* Exercise directions
Return a copy of every line in the data below that contains "Search".

Top of Available data

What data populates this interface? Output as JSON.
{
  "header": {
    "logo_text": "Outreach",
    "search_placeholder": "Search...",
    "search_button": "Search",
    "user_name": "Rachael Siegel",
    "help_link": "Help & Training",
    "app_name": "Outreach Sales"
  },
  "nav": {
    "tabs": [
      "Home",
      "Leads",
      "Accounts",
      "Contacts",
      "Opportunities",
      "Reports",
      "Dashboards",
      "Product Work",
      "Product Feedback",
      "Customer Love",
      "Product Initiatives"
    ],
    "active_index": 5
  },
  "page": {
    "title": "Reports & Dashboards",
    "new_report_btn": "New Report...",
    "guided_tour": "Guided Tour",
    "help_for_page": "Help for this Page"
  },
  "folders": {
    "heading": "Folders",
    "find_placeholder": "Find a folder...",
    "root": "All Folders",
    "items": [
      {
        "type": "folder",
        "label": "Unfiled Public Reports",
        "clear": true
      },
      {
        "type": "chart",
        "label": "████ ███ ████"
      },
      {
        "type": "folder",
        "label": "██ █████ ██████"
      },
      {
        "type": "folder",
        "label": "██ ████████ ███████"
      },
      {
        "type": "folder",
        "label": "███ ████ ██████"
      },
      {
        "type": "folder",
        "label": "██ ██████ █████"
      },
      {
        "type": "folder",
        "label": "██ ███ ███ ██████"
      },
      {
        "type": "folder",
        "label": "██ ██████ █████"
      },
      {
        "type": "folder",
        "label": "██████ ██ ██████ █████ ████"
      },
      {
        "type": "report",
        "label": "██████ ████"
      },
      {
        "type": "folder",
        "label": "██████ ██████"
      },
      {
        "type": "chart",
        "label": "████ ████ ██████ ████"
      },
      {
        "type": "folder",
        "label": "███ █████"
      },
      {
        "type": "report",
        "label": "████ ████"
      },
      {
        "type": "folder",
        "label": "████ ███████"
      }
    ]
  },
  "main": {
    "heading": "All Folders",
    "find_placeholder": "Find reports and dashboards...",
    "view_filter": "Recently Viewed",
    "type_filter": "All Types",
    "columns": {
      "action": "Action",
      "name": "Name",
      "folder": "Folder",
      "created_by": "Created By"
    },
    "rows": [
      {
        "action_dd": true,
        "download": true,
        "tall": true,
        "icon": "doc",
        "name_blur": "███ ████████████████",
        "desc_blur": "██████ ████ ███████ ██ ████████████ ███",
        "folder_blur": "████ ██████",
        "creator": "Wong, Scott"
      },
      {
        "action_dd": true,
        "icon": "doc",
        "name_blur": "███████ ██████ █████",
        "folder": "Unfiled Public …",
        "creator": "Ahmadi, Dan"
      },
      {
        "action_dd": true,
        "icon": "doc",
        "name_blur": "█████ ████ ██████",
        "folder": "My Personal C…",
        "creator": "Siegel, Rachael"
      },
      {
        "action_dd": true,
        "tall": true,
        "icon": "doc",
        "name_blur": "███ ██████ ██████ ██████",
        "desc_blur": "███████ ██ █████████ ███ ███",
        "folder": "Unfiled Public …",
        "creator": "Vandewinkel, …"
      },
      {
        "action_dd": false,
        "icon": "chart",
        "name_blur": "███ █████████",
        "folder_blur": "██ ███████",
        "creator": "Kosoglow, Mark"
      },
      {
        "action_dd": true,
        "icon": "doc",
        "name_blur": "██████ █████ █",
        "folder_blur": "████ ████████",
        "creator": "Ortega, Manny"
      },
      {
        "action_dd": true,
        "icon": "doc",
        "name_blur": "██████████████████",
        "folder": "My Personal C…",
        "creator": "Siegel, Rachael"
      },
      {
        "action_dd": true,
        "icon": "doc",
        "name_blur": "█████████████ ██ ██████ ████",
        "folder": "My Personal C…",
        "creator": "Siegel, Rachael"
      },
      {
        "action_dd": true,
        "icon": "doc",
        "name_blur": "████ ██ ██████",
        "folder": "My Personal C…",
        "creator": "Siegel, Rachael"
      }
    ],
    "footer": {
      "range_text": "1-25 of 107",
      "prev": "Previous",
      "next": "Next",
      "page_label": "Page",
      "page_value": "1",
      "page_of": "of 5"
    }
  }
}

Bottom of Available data

* Solution below
    "search_placeholder": "Search...",
    "search_button": "Search",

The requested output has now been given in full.